At the Mind the Bridge Global Angel Forum, I had the chance to interview Kristof De Buysere. Kristof, who is finishing his Ph.D. in Business Law, has co-authored a widely used framework document distributed by the European Crowdfunding Network. He is really knowledgeable about securities laws and regulations that impact equity crowdfunding.
Q: Kristof, what’s your opinion about the potential diffusion and growth of crowdfunding in Europe?
A: Securities regulations, that overly entrench an intermediated business model, heavily hinder the full development of crowdfunding. This phenomenon today is actually only a fraction of what could theoretical be. The same problem has been true for other disintermediated forms of fundraising and secondary trading that have existed in the past, before the notion of crowdfunding was in use.cTherefore, it would not be appropriate to consider the current forms of crowdfunding when we talk about it. This way we would leave an enormous space (“what could have been there”) out of the equation. In fact, everything ranging from a modest crowdfunding platform up to a stock exchange should be included in the definition.
Q: In which countries is it more evolved?
A: Sadly enough, the scale of development is indeed bound to national boundaries, due to securities regulations that platform and project promoters need to follow. That being said, there are indeed a-synchronic rates of development between countries. Countries like the UK, The Netherlands, and France are for instance relatively more developed markets in Europe today.
Q: Can you share some data?
A: I mainly specialize in equity crowdfunding. Although I don’t have detailed statistics at hand, it can be said that equity crowdfunding is substantially less represented than other types of crowdfunding. It is also much more transaction-specific and not homogeneous, compared to peer to peer lending for instance. And it is much more difficult to estimate the value, if the financial return is the may concern (there is also a lack of a secondary market).

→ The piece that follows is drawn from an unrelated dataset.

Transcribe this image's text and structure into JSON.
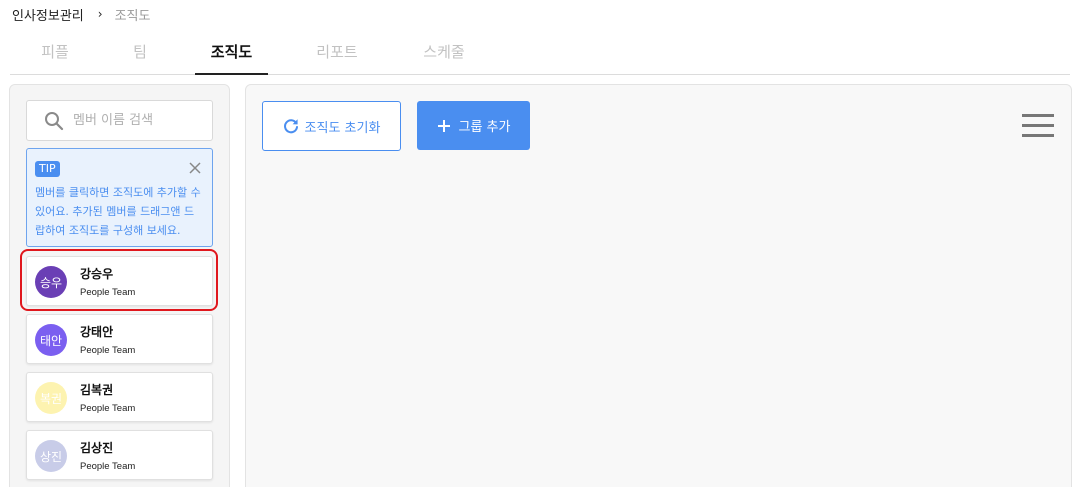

The popularity and diffusion of a specific type of crowdfunding are different per country and is often a result of the status of the securities regulations. For instance, the United States proved to be a very reward-based and lending-based market, but it is not an equity crowdfunding market at all. In the UK however, lending and equity-based crowdfunding both co-exist on a well-developed scale (although peer to peer lending has also there a much higher representation due to the reason that was just named).
There is also a project from the University of California at Berkeley, where detailed its data will be collected and consequently be provided to have this kind of insights. There are a strong need and demand for crowdfunding data.
Q: Which are the next steps for more widely diffusion of crowdfunding?
Especially from the equity side, the focus is too much on the promotion/marketing rules. There, modern policymakers (operating a social welfare state), balance the risk of individuals that will be adversely affected (investor protection, both from participating in risky undertakings as well as the risk of being exposed to fraudsters), and the social welfare that can result thanks to positive externalities that thriving companies offer to society. Then, when policymakers want to accommodate the demand for regulatory change, they often focus on those promotion/marketing rules, and on the investor protection aspect. This may perhaps be linked to the fact that the demand-side for regulatory change also specifically asks for exemptions in those promotion / marketing regimes. But other changes are needed as well.
I stress that much more than that is needed to unlock equity crowdfunding. For instance, market infrastructure providers -like platform operators- still operate under too much uncertainty regarding national interpretation of investment services activities (i.e. MiFID interpretations – where they will rather be classified as an intermediary instead of a market infrastructure operator), an inaccessible systems for electronic settlement of shares in unlisted companies, the inability of most small company types to sell shares to the public/third parties, etc.
Q: What the impact on Angels and VCs?
A: VC firms have a very polarized attitude towards crowdfunding. Either they believe in it, or they don’t (or consider it as a threat to some of their business, and may therefore not like it). Nonetheless, there is investment activity in crowdfunding platforms (but not in projects as such). Also, the reward based crowdfunding offers a very good signaling or validating effect to see if a consumer product can catch some interest. This may then lead to a VC investment.
For angels and/or private investors, it appears that some angel groups are using private crowdfunding platforms (or rather deal presentation and syndication platforms towards their members – for transactions which still require offline negotiations).
However, it may have a big impact on “deal presentations”, i.e. platforms that offer a window on the market and make deal flow accessible, while the deal negotiation and deal closing are done separately (often offline).